• What you have to do:
Return every line from the records below that has the word "this".

• Material supplied:
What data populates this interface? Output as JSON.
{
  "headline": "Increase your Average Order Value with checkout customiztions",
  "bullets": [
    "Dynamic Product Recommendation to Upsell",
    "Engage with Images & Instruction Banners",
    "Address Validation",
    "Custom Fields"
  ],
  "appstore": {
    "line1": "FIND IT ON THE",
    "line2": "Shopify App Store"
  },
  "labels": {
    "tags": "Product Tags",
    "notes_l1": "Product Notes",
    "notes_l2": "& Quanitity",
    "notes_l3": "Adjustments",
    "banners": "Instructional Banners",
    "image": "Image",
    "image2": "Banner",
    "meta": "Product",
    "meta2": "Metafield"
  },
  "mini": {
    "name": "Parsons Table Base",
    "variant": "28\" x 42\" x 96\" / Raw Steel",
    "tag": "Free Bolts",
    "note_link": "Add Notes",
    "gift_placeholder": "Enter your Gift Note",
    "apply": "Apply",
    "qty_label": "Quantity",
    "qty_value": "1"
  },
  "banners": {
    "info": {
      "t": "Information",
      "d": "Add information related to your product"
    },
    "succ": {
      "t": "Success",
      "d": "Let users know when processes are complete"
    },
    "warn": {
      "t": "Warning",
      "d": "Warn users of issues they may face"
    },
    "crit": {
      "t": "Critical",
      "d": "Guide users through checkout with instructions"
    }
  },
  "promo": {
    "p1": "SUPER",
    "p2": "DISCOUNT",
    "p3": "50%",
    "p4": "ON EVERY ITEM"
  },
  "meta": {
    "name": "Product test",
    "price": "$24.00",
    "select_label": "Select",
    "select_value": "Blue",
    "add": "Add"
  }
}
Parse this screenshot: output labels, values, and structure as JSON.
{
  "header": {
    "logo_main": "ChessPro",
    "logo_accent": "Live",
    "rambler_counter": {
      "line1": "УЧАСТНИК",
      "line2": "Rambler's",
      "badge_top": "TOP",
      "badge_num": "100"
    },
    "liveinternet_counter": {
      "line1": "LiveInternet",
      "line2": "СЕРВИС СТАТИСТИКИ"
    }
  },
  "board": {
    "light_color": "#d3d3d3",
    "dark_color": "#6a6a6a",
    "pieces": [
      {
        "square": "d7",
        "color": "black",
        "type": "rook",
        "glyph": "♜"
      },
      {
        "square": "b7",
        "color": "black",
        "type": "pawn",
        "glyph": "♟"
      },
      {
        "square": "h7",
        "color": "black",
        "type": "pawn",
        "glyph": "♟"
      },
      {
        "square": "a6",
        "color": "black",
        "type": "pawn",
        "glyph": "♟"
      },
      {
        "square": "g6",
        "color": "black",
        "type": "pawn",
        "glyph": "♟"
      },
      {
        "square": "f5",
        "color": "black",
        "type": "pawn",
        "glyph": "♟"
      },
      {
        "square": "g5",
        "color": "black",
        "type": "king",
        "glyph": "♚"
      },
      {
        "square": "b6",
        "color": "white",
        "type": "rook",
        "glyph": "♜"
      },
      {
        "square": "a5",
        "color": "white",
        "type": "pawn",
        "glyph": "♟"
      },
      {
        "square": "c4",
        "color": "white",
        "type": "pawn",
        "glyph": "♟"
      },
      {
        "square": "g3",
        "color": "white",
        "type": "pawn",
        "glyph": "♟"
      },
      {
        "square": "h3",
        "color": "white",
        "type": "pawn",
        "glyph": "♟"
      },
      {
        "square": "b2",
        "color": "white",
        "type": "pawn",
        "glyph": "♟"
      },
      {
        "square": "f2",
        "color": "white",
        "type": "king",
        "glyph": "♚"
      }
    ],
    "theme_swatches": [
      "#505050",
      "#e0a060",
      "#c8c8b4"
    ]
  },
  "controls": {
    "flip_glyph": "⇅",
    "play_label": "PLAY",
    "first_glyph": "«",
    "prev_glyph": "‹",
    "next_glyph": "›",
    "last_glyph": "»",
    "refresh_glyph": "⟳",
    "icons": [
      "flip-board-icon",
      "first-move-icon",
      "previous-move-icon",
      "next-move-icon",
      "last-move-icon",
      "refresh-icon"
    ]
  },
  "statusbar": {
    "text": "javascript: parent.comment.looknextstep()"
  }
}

• Written solution:
What data populates this interface? Output as JSON.
Parse this screenshot: output labels, values, and structure as JSON.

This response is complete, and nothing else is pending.